References from Other Sources:

Cheney, D.L., & Seyfarth, R.M. (1990). How Monkeys See the World. Chicago, IL: U. of Chicago Press.

Emery, N.J., Clayton, N.S., & Frith, C.D. (Eds.) (2007). Social Intelligence: From Brain to Culture. Oxford: Oxford U. Press.

von Fersen, L., Wynne, C.D.L., Delius, J.D., & Staddon, J.E.R. (1991). Transitive inference formation in pigeons. Journal of Experimental Psychology: Animal Behavior Processes 17: 334-341.

Hamilton, W.D. (1971). Geometry for the selfish herd. Journal of Theoretical Biology 31: 295-311.

Krause, J. & Ruxton, G.D. (2002). Living in Groups. Oxford: Oxford U. Press.

Lazareva, O.F. (2012). Transitive inference in nonhuman animals. In: T.R. Zentall & E.A. Wasserman (Eds.), The Oxford Handbook of Comparative Cognition (pp. 718-735). Oxford: Oxford U. Press.

Marzluff, J.M., & Balda, R.P. (1992). The Pinyon Jay: Behavioral Ecology of a Colonial and Cooperative Corvid. London: T&AD Poyser.

Paige, S. (1953). How to stay young. Collier's Magazine, 13 June 1953.

Treichler, F.R., & Van Tilburg, D. (1996). Concurrent conditional discrimination tests of transitive inference by macaque monkeys: List linking. Journal of Experimental Psychology: Animal Behavior Processes 22: 105–117.

Vickery, W.L., Giraldeau, L.A., Templeton, J.J., Kramer, D.L., & Chapman, C.A. (1991). Producers, scroungers, and group foraging. American Naturalist 137: 847-863.

De Waal, F.B., & Tyack, P.L. (Eds.). (2009). Animal Social Complexity: Intelligence, Culture, and Individualized Societies.

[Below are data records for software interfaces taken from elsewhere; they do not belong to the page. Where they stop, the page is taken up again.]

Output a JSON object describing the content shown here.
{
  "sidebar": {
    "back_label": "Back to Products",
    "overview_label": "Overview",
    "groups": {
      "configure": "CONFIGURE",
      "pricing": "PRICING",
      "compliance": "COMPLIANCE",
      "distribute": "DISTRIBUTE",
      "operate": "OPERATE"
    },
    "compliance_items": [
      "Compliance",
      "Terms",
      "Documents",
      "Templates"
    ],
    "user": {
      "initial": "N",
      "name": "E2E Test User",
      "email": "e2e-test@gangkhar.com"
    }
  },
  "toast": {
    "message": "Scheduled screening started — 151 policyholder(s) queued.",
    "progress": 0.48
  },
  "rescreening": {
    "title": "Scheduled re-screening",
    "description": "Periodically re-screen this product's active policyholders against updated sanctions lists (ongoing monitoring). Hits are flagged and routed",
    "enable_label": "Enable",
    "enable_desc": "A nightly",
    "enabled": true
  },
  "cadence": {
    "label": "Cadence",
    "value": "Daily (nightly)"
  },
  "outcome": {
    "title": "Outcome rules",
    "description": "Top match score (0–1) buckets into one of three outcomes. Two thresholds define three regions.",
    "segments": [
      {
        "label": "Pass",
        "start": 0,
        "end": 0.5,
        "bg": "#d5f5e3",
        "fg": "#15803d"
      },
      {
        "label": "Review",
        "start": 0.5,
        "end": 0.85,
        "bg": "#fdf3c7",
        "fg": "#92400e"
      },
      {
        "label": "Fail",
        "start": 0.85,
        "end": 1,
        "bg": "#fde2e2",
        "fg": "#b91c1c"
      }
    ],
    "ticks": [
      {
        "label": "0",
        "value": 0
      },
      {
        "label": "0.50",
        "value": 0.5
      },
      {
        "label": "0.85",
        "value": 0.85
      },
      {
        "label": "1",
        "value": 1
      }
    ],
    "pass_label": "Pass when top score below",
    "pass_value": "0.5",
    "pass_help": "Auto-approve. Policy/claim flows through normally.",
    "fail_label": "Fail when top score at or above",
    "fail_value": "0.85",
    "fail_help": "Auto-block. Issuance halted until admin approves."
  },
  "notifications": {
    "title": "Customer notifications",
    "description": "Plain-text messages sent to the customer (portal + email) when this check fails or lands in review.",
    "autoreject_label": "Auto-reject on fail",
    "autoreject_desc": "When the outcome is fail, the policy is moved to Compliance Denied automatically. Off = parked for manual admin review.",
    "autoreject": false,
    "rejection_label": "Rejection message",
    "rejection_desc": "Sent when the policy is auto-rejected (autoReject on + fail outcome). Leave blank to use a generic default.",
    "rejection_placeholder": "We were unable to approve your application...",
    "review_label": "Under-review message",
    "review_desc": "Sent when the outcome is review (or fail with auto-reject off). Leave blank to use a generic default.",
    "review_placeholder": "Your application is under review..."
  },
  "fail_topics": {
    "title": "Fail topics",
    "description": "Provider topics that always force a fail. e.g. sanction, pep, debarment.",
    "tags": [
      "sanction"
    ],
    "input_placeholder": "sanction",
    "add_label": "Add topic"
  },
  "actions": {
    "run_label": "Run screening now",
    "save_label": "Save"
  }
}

Cambridge, MA: Harvard U. Press.

Watts, D.J. (1999). Small Worlds. Princeton, NJ: Princeton U. Press.